The company owns and manages much of Dumbo with 12 buildings comprising more than 3 million square feet of commercial and residential space. All told, the company’s holdings include more than 4 million square feet of built commercial, industrial and residential real estate throughout the United States.
“Their take on retail is the reason that Dumbo is the way it is,” said Brooklyn-focused retail broker Geoffrey T. Bailey of SCG Retail. “Their focus on cool, interesting tenants that are going to create a fabric, so to speak, in the neighborhood is what made Dumbo what it is.”
But this focus on cool tenants can make it difficult for some brokers.
“They are very picky about who they want,” a Brooklyn retail broker said. “On the retail side, Jed has said it many times, they want ‘interesting.’ They don’t necessarily care about the dollars. Their motivation is not necessarily the bottom line.”
But this somewhat philanthropic commitment to the neighborhood is what makes the company appealing to tenants. (Other than P.S. Bookshop, an independent bookstore that’s been in Dumbo for nearly a decade and is facing eviction at Two Trees’ 76 Front Street for failing to keep up with its commercial real estate taxes, as has been reported.)
“Because they have such a big footprint here, they actually care,” said Jason Wachob, the founder and chief executive officer of mindbodygreen.
The company was only at 20 Jay for a year before realizing it needed a larger space as soon as possible.
“They’ve worked with us as we’ve grown,” Mr. Wachob said. “We moved into 2,500 square feet last year and we signed a five-year lease. We thought we’d be there for five years. We went from 10 people to 30. We moved into 10,000 square feet at 45 Main. This is within Two Trees so they gave us flexibility. We did a build. They helped us find the space.”
Mr. Conlon and Ms. Bueno have connections to Brooklyn beyond their work at Two Trees.
Mr. Conlon, 60, came to Two Trees less than two years ago from the Brooklyn Navy Yard Development Corp., where he was its chief financial officer. He also grew up in the Windsor Terrace section of Kings County. Ms. Bueno, 31, started at Two Trees roughly seven years ago, initially handling legal paperwork, and she is a Bushwick resident. Today’s Two Trees leasing team also includes a junior staff member and an attorney.
David and Jed Walentas attend the bimonthly meetings with the leasing team.
“It’s more like David is the chairman and Jed’s the president, that kind of thing,” Mr. Conlon said.
Ms. Bueno added, “And it’s nice. If we have a question, they sit next to us, they’re right there. You can go and ask them anything, everything.”
There are about 50 employees (plus Jed Walentas’ Labrador Aggie) working at the property management firm’s offices at 45 Main Street. About half of them are women. The firm employs a total of 200 people, including property managers and residential leasing.

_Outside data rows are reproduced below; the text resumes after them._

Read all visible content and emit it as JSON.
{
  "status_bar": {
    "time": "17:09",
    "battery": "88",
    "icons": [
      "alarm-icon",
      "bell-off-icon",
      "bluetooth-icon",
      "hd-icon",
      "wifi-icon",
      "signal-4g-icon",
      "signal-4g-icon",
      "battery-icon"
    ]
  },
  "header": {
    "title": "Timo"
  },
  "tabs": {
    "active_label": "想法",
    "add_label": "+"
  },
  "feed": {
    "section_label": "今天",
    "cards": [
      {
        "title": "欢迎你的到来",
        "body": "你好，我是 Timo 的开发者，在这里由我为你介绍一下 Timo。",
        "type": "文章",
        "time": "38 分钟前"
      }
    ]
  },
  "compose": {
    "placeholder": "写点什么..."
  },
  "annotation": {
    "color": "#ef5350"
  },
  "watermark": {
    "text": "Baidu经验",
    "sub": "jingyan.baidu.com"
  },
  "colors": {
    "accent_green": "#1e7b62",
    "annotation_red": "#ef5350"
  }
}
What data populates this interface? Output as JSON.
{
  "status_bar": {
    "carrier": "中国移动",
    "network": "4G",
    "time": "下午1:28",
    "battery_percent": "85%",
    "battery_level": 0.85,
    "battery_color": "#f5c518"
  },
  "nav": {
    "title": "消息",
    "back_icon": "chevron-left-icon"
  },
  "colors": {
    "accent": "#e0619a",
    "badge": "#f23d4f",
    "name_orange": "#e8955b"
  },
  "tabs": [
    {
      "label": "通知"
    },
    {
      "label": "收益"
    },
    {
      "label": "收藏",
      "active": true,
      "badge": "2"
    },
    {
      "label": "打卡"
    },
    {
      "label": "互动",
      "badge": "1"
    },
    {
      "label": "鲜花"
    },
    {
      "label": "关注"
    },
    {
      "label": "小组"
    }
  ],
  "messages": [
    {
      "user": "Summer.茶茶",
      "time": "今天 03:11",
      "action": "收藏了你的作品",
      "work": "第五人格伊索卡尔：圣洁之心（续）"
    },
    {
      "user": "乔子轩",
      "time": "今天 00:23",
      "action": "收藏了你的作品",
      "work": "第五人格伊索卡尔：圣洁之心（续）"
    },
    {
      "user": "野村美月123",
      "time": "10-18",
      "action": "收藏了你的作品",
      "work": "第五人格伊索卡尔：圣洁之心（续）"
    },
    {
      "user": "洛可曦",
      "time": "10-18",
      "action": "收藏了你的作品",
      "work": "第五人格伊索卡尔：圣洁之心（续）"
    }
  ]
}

“I say this with all sincerity in the world—meritocracy,” Mr. Conlon said. “You don’t get paid to be there, you get paid to perform. And if you performed and your job is done, you can disappear. They don’t care where you are. The job’s done is what counts. And I’m a great believer in accountability and meritocracy. And if you are accountable and you perform, you get rewarded.”
On the horizon, Mr. Conlon and Ms. Bueno will be in charge of the office and retail space at the $2 billion Domino Sugar project, which should take up to eight years to complete. Two Trees is redeveloping the 11-acre shuttered sugar refinery site along the Williamsburg waterfront into a mixed-use community with five buildings and seven acres of park.
“It’s 500,000 square feet of commercial, 100,000 square feet of retail,” Mr. Conlon said. “That part of the project is probably four years out.”
While they are not actively leasing the space, Mr. Conlon said, “It’s in the back of my mind, but we’re not really dealing with it.”